NYPD Defends ‘Legal And Professional’ Traffic Stop Of Council Member
The New York City Police Department is facing criticism for a traffic stop involving Yusef Salaam, a prominent City Council member.
Yusef Salaam, known as one of the "Central Park 5," was stopped by the NYPD for driving with overly tinted windows, breaching state law. The incident, which occurred at approximately 6:20 p.m. in the 26th precinct, has sparked considerable debate and scrutiny.
Body camera footage was released to clarify the incident
Following the incident, the NYPD released a detailed statement, body camera footage, and a vehicle report. These materials were provided to assert the professionalism and legality of the officer's conduct during the traffic stop. The released footage shows Salaam in a blue sedan with a Georgia license plate at the time of the stop.
The NYPD wrote:
As the video shows, throughout this interaction, the officer conducted himself professionally and respectfully. He followed all proper procedures, including procedures that were put in place after Detective Russel Timoshenko was shot and killed through tinted windows in 2007. This officer should be commended for his discretion appropriately so the councilmember could complete his official duties.
The officer involved in the stop adhered to procedures established for NYPD officers following the 2007 killing of Detective Russel Timoshenko. This approach was classified by the NYPD as a Level 4 encounter, indicating probable cause due to a vehicle law violation.
During the stop, Salaam, who was with his family and engaged in a call with Council colleagues, questioned the officer about the reason for being pulled over. However, the officer did not respond to his inquiry and chose to walk away. This lack of communication and transparency was later criticized by Salaam, emphasizing the need for clearer rationale in NYPD stops.
Political ramifications following the traffic stop
Following the traffic stop, Salaam canceled a planned ride-along with the police, signaling his discontent with the situation. This incident occurred around the same time New York City Mayor Eric Adams vetoed the "How Many Stops Act" (Intro. 586-A). This proposed City Council bill was intended to record every police stop and interaction. Mayor Adams opposed it, citing potential delays in NYPD response times and the burden of extra paperwork as his reasons.
Regarding the mayor's veto, City Council Speaker Adrienne Adams declared intentions to override it. This turn of events intensifies the ongoing debate regarding police transparency and accountability in New York City.
Salaam's statement following the incident reflected his concerns. He mentioned identifying himself as a Councilman and inquiring about the reason for the stop. However, he criticized the officer's lack of response, stating that it "calls into question how the NYPD justifies its stops."
The mayor's veto and the Council's response deepen the controversy
Mayor Eric Adams' decision to veto the "How Many Stops Act" has been a critical point of debate. The mayor argued that the bill could slow NYPD response times, undermine community-oriented policing, and significantly increase the department's budget due to overtime costs.
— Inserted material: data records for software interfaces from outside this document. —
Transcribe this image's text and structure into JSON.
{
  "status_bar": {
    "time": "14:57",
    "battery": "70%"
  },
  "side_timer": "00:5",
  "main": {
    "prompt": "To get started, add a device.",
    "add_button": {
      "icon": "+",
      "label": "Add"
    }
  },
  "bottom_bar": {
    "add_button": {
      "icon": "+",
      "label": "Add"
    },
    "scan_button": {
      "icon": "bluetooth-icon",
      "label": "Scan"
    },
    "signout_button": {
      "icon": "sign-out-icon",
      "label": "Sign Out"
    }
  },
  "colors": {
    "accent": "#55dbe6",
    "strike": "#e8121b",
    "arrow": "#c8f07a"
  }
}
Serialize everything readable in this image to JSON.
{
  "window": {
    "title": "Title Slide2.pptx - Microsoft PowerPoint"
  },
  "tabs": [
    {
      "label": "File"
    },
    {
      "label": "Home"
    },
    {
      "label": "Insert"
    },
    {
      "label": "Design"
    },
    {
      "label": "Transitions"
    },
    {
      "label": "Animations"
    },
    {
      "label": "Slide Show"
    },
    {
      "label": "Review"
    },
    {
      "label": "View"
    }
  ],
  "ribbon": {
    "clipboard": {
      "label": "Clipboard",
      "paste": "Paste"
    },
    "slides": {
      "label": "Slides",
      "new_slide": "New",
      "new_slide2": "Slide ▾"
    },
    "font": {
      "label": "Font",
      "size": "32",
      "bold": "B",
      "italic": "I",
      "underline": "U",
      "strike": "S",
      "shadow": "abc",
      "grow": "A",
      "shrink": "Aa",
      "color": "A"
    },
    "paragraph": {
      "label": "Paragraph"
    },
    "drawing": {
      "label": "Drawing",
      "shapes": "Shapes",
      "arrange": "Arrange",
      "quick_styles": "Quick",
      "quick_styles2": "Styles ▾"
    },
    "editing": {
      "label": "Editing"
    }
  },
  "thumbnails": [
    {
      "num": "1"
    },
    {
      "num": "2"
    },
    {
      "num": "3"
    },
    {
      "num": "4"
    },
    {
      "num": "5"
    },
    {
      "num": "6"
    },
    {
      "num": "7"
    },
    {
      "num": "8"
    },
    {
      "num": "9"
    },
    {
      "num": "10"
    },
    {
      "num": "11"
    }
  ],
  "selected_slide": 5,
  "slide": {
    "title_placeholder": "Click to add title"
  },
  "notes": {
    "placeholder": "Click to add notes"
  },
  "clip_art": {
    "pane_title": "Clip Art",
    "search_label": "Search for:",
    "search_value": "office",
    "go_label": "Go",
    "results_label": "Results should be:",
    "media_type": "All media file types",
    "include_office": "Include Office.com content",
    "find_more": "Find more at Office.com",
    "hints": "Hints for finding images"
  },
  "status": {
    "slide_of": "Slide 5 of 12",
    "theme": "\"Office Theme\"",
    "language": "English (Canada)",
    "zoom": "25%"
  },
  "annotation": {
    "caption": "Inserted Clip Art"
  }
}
In stark contrast, City Council Speaker Adrienne Adams expressed her intention to override the mayor's veto. She accused the spreading of fear and misinformation as contributing to an unnecessarily toxic conversation about police stops.
The timeline of these events adds context to the unfolding situation. The traffic stop occurred on a recent evening in the 26th precinct, followed by Salaam's statement the next Saturday. Mayor Adams' veto came before this incident, and City Council Speaker Adrienne Adams' announcement to override the veto occurred the following Tuesday.
Lessons to learn from this tragedy
Every incident like this offers crucial lessons for public safety and understanding law enforcement procedures. Here are a few takeaways:
- Understanding local traffic laws and their enforcement can help in anticipating and properly responding to police stops.
- Citizens should be aware of their rights during police encounters, including the right to ask why they are being stopped.
- Open communication and transparency from law enforcement can build trust and reduce misunderstandings in the community.
- Political decisions, such as legislation around police procedures, significantly impact the relationship between the community and law enforcement.
It's important to note that, despite taking precautions, anyone can be involved in such incidents. We should never blame the victims but learn from each situation.
Why this story matters
This story is not just about a traffic stop; it highlights the ongoing concerns around police transparency and accountability. In a city like New York, where diverse communities interact closely with law enforcement, incidents like these have a profound impact on public trust and policy-making. Understanding these events helps us engage in informed discussions about our civic responsibilities and rights.
- Yusef Salaam, a NYC Council member and part of the "Central Park 5," was stopped by the NYPD for excessively tinted windows.
- The NYPD defended the stop as legal and professional, releasing body camera footage and a vehicle report.
- Salaam criticized the stop for lack of transparency; Mayor Adams vetoed a bill for documenting police stops.
- City Council Speaker Adrienne Adams plans to override the mayor's veto, indicating ongoing debates over police transparency.